** EXERCISE INSTRUCTIONS **
Go through the entries below and work out how many lines include "Washington". Answer with the number only.

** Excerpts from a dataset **
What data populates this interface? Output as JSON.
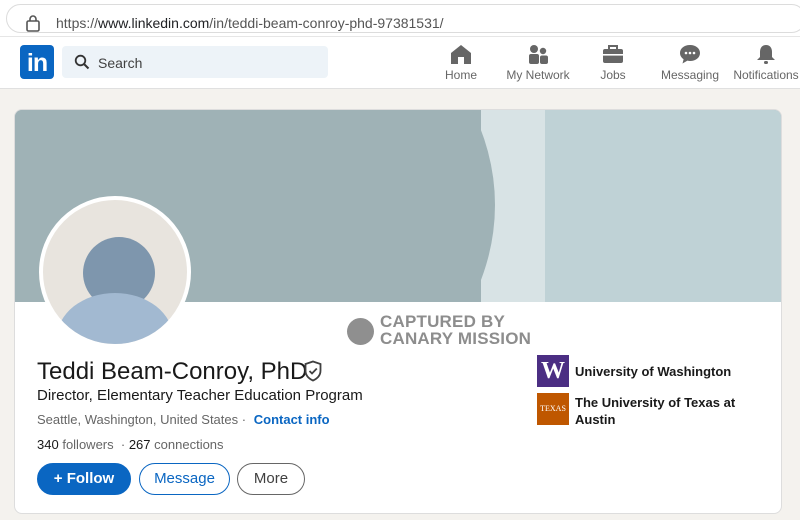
{
  "browser": {
    "url_prefix": "https://",
    "url_domain": "www.linkedin.com",
    "url_path": "/in/teddi-beam-conroy-phd-97381531/"
  },
  "nav": {
    "logo": "in",
    "search_placeholder": "Search",
    "items": [
      {
        "label": "Home",
        "icon": "home-icon"
      },
      {
        "label": "My Network",
        "icon": "network-icon"
      },
      {
        "label": "Jobs",
        "icon": "briefcase-icon"
      },
      {
        "label": "Messaging",
        "icon": "chat-icon"
      },
      {
        "label": "Notifications",
        "icon": "bell-icon"
      }
    ]
  },
  "watermark": {
    "line1": "CAPTURED BY",
    "line2": "CANARY MISSION"
  },
  "profile": {
    "name": "Teddi Beam-Conroy, PhD",
    "headline": "Director, Elementary Teacher Education Program",
    "location": "Seattle, Washington, United States",
    "separator": "·",
    "contact_info": "Contact info",
    "followers_count": "340",
    "followers_label": "followers",
    "connections_count": "267",
    "connections_label": "connections",
    "dot": "·"
  },
  "actions": {
    "follow": "+ Follow",
    "message": "Message",
    "more": "More"
  },
  "education": [
    {
      "name": "University of Washington",
      "logo_text": "W"
    },
    {
      "name": "The University of Texas at Austin",
      "logo_text": "TEXAS"
    }
  ],
  "colors": {
    "brand": "#0a66c2",
    "uw_purple": "#4b2e83",
    "ut_orange": "#bf5700"
  }
}
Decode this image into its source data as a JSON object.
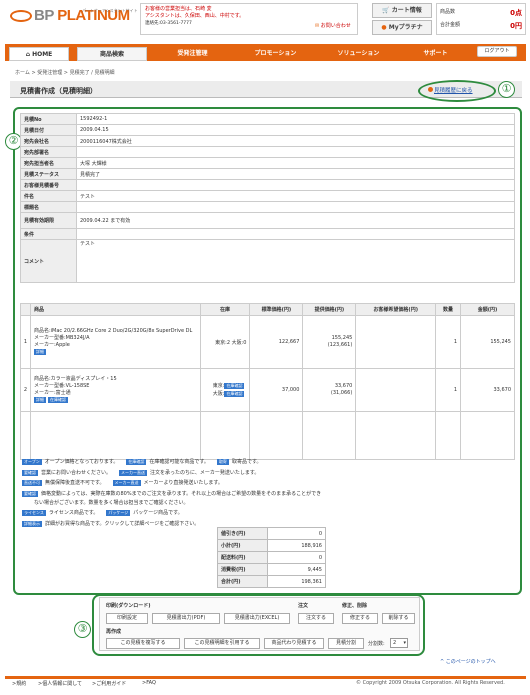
{
  "header": {
    "logo_text": "BP",
    "logo_text2": "PLATINUM",
    "logo_sub": "パートナーアシスタントサイト",
    "notice_line1": "お客様の営業担当は、石崎 変",
    "notice_line2": "アシスタントは、久保田、西山、中村です。",
    "notice_tel": "連絡先:03-3561-7777",
    "contact_label": "お問い合わせ",
    "cart_label": "カート情報",
    "mypl_label": "Myプラチナ",
    "cart_count_label": "商品数",
    "cart_count_value": "0点",
    "cart_total_label": "合計金額",
    "cart_total_value": "0円"
  },
  "nav": {
    "home": "HOME",
    "products": "商品検索",
    "orders": "受発注管理",
    "promotion": "プロモーション",
    "solution": "ソリューション",
    "support": "サポート",
    "logout": "ログアウト"
  },
  "breadcrumb": "ホーム > 受発注管理 > 見積完了 / 見積明細",
  "page": {
    "title": "見積書作成（見積明細）",
    "back_link": "見積履歴に戻る"
  },
  "callouts": [
    "①",
    "②",
    "③"
  ],
  "detail": [
    {
      "label": "見積No",
      "value": "1592492-1"
    },
    {
      "label": "見積日付",
      "value": "2009.04.15"
    },
    {
      "label": "宛先会社名",
      "value": "2000116047株式会社"
    },
    {
      "label": "宛先部署名",
      "value": ""
    },
    {
      "label": "宛先担当者名",
      "value": "大塚 大輝様"
    },
    {
      "label": "見積ステータス",
      "value": "見積完了"
    },
    {
      "label": "お客様見積番号",
      "value": ""
    },
    {
      "label": "件名",
      "value": "テスト"
    },
    {
      "label": "標題名",
      "value": ""
    },
    {
      "label": "見積有効期限",
      "value": "2009.04.22 まで有効"
    },
    {
      "label": "条件",
      "value": ""
    },
    {
      "label": "コメント",
      "value": "テスト"
    }
  ],
  "products": {
    "headers": [
      "商品",
      "在庫",
      "標準価格(円)",
      "提供価格(円)",
      "お客様希望価格(円)",
      "数量",
      "金額(円)"
    ],
    "rows": [
      {
        "no": "1",
        "name": "商品名:iMac 20/2.66GHz Core 2 Duo/2G/320G/8x SuperDrive DL",
        "model": "メーカー型番:MB324J/A",
        "maker": "メーカー:Apple",
        "tags": [
          "詳細"
        ],
        "stock": "東京:2 大阪:0",
        "std_price": "122,667",
        "offer_price": "155,245",
        "offer_price2": "(123,661)",
        "wish_price": "",
        "qty": "1",
        "amount": "155,245"
      },
      {
        "no": "2",
        "name": "商品名:カラー液晶ディスプレイ・15",
        "model": "メーカー型番:VL-158SE",
        "maker": "メーカー:富士通",
        "tags": [
          "詳細",
          "在庫確認"
        ],
        "stock": "東京:",
        "stock2": "大阪:",
        "stock_tags": [
          "在庫確認",
          "在庫確認"
        ],
        "std_price": "37,000",
        "offer_price": "33,670",
        "offer_price2": "(31,066)",
        "wish_price": "",
        "qty": "1",
        "amount": "33,670"
      }
    ]
  },
  "legend": [
    {
      "tag": "オープン",
      "text": "オープン価格となっております。",
      "tag2": "在庫確認",
      "text2": "在庫確認可能な商品です。",
      "tag3": "取寄",
      "text3": "取寄品です。"
    },
    {
      "tag": "要確認",
      "text": "営業にお問い合わせください。",
      "tag2": "メーカー直送",
      "text2": "注文を承ったのちに、メーカー発送いたします。"
    },
    {
      "tag": "直送不可",
      "text": "無償保障後直送不可です。",
      "tag2": "メーカー直送",
      "text2": "メーカーより直接発送いたします。"
    },
    {
      "tag": "要確認",
      "text": "価格変動によっては、実際在庫数の80%までのご注文を承ります。それ以上の場合はご希望の数量をそのまま承ることができ",
      "tag2": "",
      "text2": ""
    },
    {
      "tag": "",
      "text": "ない場合がございます。数量を多く場合は担当までご確認ください。",
      "tag2": "",
      "text2": ""
    },
    {
      "tag": "ライセンス",
      "text": "ライセンス商品です。",
      "tag2": "パッケージ",
      "text2": "パッケージ商品です。"
    },
    {
      "tag": "詳細表示",
      "text": "詳細がお買得な商品です。クリックして詳細ページをご確認下さい。",
      "tag2": "",
      "text2": ""
    }
  ],
  "totals": [
    {
      "label": "値引き(円)",
      "value": "0"
    },
    {
      "label": "小計(円)",
      "value": "188,916"
    },
    {
      "label": "配送料(円)",
      "value": "0"
    },
    {
      "label": "消費税(円)",
      "value": "9,445"
    },
    {
      "label": "合計(円)",
      "value": "198,361"
    }
  ],
  "actions": {
    "print_label": "印刷(ダウンロード)",
    "order_label": "注文",
    "edit_label": "修正、削除",
    "reorder_label": "再作成",
    "print_settings": "印刷設定",
    "print_pdf": "見積書出力(PDF)",
    "print_excel": "見積書出力(EXCEL)",
    "order": "注文する",
    "edit": "修正する",
    "delete": "削除する",
    "copy": "この見積を複写する",
    "quote": "この見積明細を引用する",
    "alt_quote": "商品代わり見積する",
    "split": "見積分割",
    "split_count_label": "分割数:",
    "split_count_value": "2"
  },
  "page_top": "このページのトップへ",
  "footer": {
    "terms": "規約",
    "privacy": "個人情報に関して",
    "guide": "ご利用ガイド",
    "faq": "FAQ",
    "copyright": "© Copyright 2009 Otsuka Corporation. All Rights Reserved."
  }
}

** ANSWER TO THE PROBLEM **
2